Had an interesting conversation with David Allison, PhD, an obesity expert at the University of Alabama at Birmingham and one of the clearest thinkers on weight-loss issues I know. Allison feels that, outside actual clinical environments (where clinical language is used), experts are nervous about discussing the extent to which deprivation is a part of losing weight. It’s as if it’s a bad word—as if there’s a magic way to get there in which you don’t feel deprived, don’t feel you’re making a sacrifice.
Allison thinks this is counterproductive because acceptance that you will be somewhat deprived, that your desires will be unfilled, is one of the things that motivates. Think of it in terms of athletics: We celebrate the pain that athletes go through to make their goal. Or in terms of the all-nighters students pull to ace a test: Sleep deprivation is a badge of honor.
Getting what you want involves sacrifice and deprivation. We all know this—people who try to eat less know it more than most. The challenge is that eating is a several-times-a-day activity in an environment saturated with messages of indulgence.

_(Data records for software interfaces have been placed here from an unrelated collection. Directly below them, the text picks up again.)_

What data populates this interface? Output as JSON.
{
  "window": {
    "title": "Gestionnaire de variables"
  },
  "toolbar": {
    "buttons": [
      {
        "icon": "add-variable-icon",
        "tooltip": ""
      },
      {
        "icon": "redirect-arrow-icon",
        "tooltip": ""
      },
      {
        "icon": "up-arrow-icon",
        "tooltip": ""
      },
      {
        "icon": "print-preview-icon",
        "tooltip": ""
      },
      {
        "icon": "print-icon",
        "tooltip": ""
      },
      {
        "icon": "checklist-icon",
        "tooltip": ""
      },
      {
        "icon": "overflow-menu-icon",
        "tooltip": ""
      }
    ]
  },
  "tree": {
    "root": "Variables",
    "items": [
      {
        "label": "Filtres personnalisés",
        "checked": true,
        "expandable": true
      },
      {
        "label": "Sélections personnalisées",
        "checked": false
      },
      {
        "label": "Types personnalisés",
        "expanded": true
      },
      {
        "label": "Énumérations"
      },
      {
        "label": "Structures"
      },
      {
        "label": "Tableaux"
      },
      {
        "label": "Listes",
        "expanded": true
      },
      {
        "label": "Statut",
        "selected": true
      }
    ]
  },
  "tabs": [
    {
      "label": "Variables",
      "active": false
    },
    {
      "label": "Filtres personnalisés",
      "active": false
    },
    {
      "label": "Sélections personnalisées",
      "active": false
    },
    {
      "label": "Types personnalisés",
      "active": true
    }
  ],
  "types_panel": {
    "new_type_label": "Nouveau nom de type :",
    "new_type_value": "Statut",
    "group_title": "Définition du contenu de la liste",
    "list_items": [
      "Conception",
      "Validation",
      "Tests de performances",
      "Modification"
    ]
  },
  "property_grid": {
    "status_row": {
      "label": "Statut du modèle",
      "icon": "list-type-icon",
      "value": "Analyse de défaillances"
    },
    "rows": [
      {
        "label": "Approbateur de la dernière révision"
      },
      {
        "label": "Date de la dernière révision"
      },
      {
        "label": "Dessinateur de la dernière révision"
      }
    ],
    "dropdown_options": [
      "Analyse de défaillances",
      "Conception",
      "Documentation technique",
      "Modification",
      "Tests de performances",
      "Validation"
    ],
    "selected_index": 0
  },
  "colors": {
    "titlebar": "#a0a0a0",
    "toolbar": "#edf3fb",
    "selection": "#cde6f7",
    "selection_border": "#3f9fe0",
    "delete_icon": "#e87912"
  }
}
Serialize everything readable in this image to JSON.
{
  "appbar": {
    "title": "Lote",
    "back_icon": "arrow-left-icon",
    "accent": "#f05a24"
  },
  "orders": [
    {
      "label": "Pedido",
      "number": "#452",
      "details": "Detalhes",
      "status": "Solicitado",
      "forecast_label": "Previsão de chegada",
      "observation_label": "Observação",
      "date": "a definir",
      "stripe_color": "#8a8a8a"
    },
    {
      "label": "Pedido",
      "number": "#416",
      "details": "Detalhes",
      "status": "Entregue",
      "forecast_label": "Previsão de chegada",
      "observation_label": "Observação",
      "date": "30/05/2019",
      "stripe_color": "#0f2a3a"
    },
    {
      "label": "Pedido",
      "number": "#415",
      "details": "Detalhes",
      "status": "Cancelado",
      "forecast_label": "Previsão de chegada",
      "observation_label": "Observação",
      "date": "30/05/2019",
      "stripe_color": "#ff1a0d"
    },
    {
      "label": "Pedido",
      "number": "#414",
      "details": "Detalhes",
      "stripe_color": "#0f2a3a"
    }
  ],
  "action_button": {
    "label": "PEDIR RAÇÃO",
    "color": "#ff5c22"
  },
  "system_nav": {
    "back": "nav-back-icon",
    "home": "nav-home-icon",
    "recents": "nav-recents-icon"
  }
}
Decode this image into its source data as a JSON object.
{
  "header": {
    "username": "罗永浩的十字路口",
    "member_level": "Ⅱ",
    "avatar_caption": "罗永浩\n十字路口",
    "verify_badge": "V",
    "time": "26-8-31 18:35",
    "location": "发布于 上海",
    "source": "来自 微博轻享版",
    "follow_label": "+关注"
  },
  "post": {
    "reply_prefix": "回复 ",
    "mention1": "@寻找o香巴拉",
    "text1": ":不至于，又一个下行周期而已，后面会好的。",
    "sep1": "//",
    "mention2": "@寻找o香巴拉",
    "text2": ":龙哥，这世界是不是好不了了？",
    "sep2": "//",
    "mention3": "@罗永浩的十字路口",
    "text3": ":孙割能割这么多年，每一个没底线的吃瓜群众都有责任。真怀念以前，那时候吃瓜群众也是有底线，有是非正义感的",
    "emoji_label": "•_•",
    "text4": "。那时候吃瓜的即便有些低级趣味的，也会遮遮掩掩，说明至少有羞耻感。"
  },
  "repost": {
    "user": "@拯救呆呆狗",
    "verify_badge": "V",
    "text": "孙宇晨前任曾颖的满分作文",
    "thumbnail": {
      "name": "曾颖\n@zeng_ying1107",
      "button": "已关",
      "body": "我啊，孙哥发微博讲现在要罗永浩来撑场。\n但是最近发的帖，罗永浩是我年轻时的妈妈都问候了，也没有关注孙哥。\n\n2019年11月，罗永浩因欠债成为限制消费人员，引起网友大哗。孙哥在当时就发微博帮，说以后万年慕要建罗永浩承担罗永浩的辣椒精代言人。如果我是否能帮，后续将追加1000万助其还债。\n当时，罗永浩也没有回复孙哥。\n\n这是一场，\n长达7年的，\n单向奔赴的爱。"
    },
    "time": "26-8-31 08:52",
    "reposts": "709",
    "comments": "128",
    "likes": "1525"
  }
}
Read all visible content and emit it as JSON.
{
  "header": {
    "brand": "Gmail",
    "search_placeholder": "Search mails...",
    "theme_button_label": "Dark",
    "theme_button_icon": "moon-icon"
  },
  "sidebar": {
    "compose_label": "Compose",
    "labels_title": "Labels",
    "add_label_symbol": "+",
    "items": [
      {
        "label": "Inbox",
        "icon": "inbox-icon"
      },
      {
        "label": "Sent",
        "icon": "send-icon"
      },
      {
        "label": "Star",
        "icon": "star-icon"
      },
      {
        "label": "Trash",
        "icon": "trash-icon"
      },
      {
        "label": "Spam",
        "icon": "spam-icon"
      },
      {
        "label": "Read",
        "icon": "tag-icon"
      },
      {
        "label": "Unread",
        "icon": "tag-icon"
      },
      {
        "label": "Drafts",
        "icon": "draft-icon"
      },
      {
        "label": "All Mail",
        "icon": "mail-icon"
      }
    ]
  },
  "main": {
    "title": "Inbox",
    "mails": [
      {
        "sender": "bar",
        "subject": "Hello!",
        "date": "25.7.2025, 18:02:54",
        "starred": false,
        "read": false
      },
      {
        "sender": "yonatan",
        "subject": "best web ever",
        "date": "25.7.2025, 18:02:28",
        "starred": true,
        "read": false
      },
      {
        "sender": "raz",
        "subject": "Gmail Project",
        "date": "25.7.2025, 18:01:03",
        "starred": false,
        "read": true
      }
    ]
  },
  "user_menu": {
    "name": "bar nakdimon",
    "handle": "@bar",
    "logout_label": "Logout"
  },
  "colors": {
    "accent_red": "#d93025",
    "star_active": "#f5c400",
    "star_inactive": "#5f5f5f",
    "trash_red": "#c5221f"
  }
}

Allison also pointed out that while it would be nice to think that, once we reach our goal weights, we can ease up on the throttle and cruise along without further sacrifice, many people who have lost weight permanently adjust permanently to some sacrifices. The reward for doing so: knowing you’re staying at a goal that you reached the hard way.